6. Positive Songs For Negative People (Xtra Mile, 2015)


Frank: See, these kinds of lists are stupid, why is this at number 6? Anyway. At its best, this record contains some of my best work, and should be number 1 on this list. There’s a couple of misses here I think... Wait no I just googled the track listing and this record is great. Lots of people said it was a bad idea to put out a song called “Mittens”, and a worse one to have a video featuring me dressed as Elvis getting slapped (no one really got that one, but it’s art dammit), but I still back it. I’m now protesting this list. PSFNP for #1!




5. Tape Deck Heart (Xtra Mile / Polydor / Interscope, 2013)



Frank: For a lot of people, this will be number 1, but this is my list, so screw you. I’m a contrarian, underdeveloped punk child, so when this record was very successful I obviously decided I hated it. The production was cleaner than I was perhaps expecting, and it was my first time with a ‘big name’ producer (Rich Costey). There’s one or two misses on the list here, but when we played the record in full for the anniversary I had to grudgingly admit that this is a really good album (ahem). “Broken Piano” is one of my favourite songs I ever did. A lot of people found me through this album, and I’m grateful for that.




4. FTHC (Xtra Mile / Polydor, 2022)



Frank: Again, this album should be higher. Then again, I have a kind of regular process of being a bit down on the last thing I did, it helps me move forward as a writer, so maybe this should be here. This was kind of a transitional record in a lot of ways - through the pandemic, changing drummers, working with Rich Costey again (but remotely, which was weird). But ultimately it was also a homecoming of sorts, I came back from the Be More Kind walkabout, played some more electric guitar, did some shouting, it felt good. More people should care about “The Resurrectionists”, in my opinion. That’s a good song.




3. Love Ire & Song (Xtra Mile / Epitaph, 2008)



Frank: Alright fine, this is a good album. Lots of people’s favourite, which I really should be less affronted by and just accept that some people can be right about these things. This record, in retrospect, feels like one of those moments where my scissors were gliding through the wrapping paper. I can’t really say why but a lot of things clicked here and I sort of figured out who I wanted to be and what I wanted to say. There was some magic in the air. I even accidentally deleted one song during record (whoops) which honestly would have been the weak link if it had made it on there. Higher powers at work? We made this album for like less than a grand, and it’s long gone gold. That’s pretty cool.




2. England Keep My Bones (Xtra Mile / Epitaph, 2011)



Frank: You can tell where I’m going with this list now, obviously, but hear me out. I feel very lucky in my career. Firstly, I had one at all after Million Dead broke up, and a second chance is rare enough. Then, after Love Ire & Song (and the comparative slip of Poetry Of The Deed), I found my stride again, and made this album, which is, I think, both different and better. There’s not much to quibble with here, I back every song (though of COURSE “Balthazar Impresario” should have been on the album proper). I’m proud of this - look ma, I made an album! It didn’t suck!

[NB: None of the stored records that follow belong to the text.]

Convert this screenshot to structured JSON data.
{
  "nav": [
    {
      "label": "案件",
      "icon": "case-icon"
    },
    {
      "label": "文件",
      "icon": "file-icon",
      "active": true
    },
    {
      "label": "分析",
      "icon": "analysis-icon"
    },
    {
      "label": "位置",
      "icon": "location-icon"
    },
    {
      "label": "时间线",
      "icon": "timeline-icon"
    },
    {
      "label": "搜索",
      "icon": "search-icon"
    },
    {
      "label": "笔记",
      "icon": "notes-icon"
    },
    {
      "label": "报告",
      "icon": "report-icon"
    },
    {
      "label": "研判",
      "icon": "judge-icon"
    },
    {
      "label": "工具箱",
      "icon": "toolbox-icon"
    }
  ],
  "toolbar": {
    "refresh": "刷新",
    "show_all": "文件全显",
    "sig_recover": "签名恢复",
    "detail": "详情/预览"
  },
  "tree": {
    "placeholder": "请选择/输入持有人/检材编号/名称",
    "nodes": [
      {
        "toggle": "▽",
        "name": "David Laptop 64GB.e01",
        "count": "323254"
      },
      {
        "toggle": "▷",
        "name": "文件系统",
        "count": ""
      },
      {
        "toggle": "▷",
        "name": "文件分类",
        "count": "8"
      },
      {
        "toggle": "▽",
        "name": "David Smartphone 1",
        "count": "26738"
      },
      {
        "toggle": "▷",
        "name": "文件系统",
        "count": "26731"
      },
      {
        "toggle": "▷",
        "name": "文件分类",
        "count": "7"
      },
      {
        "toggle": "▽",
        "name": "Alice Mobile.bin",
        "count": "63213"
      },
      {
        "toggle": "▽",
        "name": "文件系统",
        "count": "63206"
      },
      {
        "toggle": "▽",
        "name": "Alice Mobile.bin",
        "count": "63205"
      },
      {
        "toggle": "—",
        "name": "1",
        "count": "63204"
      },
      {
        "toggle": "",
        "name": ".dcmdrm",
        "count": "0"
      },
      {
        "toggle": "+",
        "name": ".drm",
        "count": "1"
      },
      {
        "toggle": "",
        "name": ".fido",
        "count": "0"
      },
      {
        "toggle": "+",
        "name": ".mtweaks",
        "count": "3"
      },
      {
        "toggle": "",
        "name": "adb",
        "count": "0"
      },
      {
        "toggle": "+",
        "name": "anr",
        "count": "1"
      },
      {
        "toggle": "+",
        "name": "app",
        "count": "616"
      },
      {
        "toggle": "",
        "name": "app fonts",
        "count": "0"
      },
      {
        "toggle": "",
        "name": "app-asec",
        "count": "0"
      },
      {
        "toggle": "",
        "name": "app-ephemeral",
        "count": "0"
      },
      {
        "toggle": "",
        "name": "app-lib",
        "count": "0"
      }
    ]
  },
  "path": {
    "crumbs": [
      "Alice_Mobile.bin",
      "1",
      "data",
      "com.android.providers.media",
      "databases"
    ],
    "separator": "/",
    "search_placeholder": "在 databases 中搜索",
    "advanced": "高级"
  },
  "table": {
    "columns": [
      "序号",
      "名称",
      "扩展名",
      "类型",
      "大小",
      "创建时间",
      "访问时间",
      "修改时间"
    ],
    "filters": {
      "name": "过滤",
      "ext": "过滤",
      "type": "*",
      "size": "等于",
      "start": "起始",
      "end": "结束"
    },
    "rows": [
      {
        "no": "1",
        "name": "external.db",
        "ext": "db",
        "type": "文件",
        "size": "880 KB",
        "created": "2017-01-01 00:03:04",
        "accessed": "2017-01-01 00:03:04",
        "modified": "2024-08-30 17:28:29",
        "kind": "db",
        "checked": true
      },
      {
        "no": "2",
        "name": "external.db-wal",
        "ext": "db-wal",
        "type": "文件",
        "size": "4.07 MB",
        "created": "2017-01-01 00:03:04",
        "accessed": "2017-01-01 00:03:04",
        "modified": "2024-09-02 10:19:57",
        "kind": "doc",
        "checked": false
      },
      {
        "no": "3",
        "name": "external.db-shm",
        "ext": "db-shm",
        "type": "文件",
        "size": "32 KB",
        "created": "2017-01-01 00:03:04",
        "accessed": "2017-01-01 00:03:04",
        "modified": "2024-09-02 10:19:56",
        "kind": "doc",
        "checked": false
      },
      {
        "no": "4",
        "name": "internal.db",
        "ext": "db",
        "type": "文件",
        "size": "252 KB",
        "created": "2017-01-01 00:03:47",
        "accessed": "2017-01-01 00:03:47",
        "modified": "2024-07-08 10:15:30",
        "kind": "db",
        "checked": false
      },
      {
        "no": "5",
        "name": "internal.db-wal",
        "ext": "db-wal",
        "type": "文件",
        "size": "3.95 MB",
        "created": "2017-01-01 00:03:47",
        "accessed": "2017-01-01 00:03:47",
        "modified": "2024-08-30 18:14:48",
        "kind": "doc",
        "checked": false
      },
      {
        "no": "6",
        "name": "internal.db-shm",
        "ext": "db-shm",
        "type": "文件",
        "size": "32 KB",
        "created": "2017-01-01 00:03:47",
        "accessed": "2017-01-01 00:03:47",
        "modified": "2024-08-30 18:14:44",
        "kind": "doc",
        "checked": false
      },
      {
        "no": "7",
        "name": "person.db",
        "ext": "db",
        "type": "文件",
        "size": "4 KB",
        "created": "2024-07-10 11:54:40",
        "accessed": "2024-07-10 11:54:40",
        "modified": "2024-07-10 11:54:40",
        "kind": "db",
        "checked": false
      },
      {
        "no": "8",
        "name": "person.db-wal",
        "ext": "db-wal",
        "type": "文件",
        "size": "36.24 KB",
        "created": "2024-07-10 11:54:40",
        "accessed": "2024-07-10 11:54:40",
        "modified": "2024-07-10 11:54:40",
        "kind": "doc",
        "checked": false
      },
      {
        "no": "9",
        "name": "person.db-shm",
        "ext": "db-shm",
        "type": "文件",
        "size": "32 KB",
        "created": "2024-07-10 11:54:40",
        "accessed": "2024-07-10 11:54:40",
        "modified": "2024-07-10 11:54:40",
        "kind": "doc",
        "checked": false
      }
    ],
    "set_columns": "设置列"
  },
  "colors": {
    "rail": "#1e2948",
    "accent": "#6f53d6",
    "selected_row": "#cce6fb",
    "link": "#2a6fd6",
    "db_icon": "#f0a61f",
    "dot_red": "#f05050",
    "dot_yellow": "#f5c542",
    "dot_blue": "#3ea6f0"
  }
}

1. Undefeated (Xtra Mile, 2024)



Frank: I’d imagine it’s sort of traditional for these pieces for people to put their new effort at the top. I mean, I’m not going to put it at number 6 or something, realistically. Terrible PR. I am genuinely stoked on this record though (obviously; if I wasn’t we’d still be in the studio). It’s the first with Callum on drums, the first I produced myself. We all feel reinvigorated. It’s full of bangers - 14 songs in 45 minutes. No one reading this (at time of publication) will have heard the whole thing, so you have to defer to my judgement here anyway - IT’S A MASTERPIECE. 



Tom Dumarey
Tom Dumarey

Lacking the talent to actually play in a band, Tom decided he would write about bands instead. Turns out his writing skills are mediocre at best as well.